Due to the wide range of drugs that can be scheduled as dangerous and the variety of penalties that a person charged with manufacturing, possessing, or selling these drugs may face, it is very important for a person facing these crimes contacts a Michigan drug lawyer right away. Drug crimes in Michigan can negatively impact a person's life and their future, including their ability to get and/or hold certain jobs. An experienced attorney can help build a strong defense to ensure that the defendant has the opportunity to combat the charges and penalties against them.Classification
The scheduling of drugs in Michigan can differ slightly from the federal drug schedule. Like all states, Michigan's schedules are based on the federal schedules and they are very much the same, but not quite identical.Differentiating Substances
The difference between the schedules are that they have different types of drugs on them. Schedule I is the type of drugs with no medical use and then the other schedules are based not just on whether they have some medical use but also the propensity for abuse and then some that have none of the above that are still considered to be dangerous drugs so they are on the schedule.
Schedule I drugs are the ones that have no accepted or recognized medical use, and then the rest of the schedules are moving from no medical use to a recognized medical use. Those would be the prescription drugs. The schedules that are in between are those that have some medical use but are also recognized as drugs that have a high degree of potential for abuse and physiological or psychological dependence.Sentencing

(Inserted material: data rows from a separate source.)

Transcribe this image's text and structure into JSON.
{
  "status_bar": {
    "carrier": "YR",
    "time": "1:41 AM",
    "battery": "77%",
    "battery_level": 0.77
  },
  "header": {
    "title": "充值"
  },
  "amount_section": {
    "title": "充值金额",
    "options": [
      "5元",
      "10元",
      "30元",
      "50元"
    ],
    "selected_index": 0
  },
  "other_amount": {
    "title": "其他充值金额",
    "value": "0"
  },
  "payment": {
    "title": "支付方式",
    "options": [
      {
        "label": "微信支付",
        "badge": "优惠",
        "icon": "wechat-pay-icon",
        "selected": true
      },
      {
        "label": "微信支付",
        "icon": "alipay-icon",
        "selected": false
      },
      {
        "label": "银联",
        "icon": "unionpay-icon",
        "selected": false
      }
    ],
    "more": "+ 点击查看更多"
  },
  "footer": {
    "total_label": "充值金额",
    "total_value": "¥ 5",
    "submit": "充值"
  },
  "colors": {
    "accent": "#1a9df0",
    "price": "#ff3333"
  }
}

The potential penalties in Michigan for drug crimes are dependent on the type and the amount of the drug possessed and whether it is simply in a person's possession or if it is also a possession with intent to deliver. As it relates to sentencing, sentencing is a function of all of those factors combined with the person's criminal record and the facts and circumstances of the case, but include also the type of drug involved. Some drugs have greater penalties including more potential for jail or prison time than others.

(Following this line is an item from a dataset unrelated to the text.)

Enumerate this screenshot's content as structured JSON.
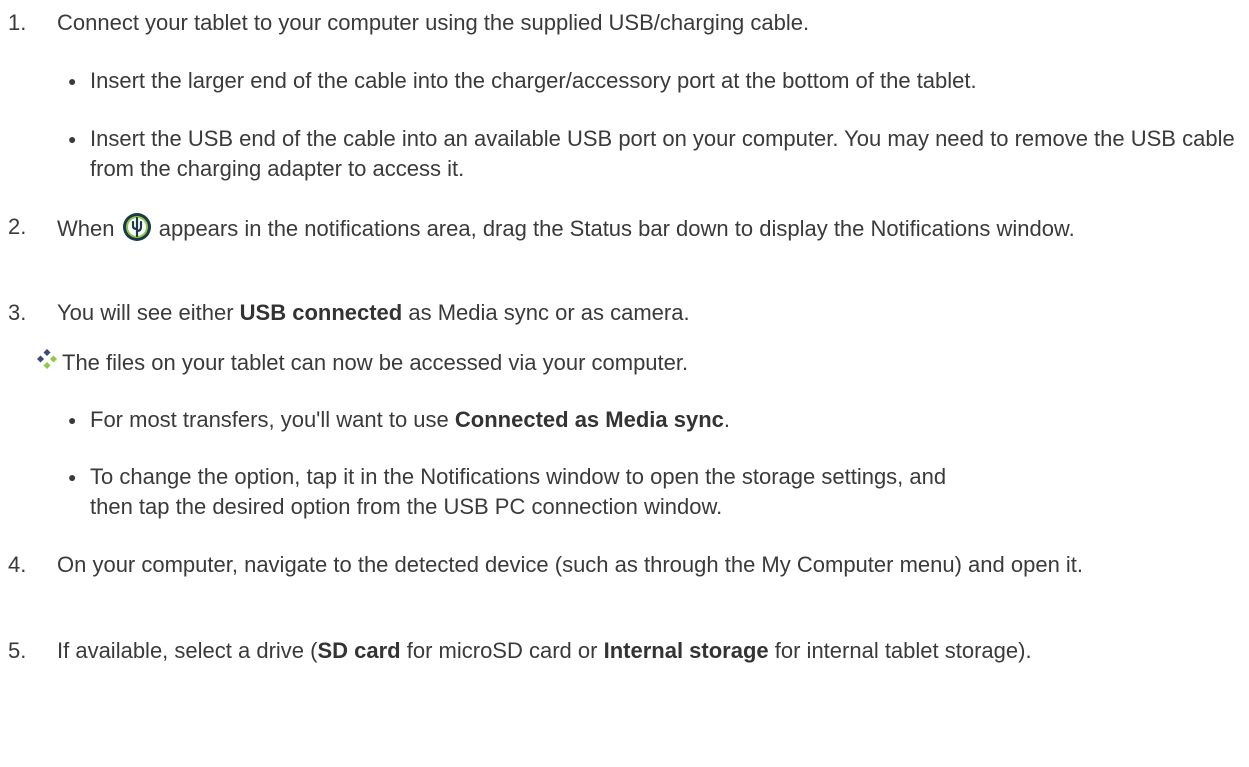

In addition, if a person is harmed or injured in the commission of the crimes, then this will impact the sentencing guidelines, or if the person has prior convictions of any kind, those factors will play into what are called the sentencing guidelines, which would then provide a scenario under which the judge would be able to give a much more severe penalty.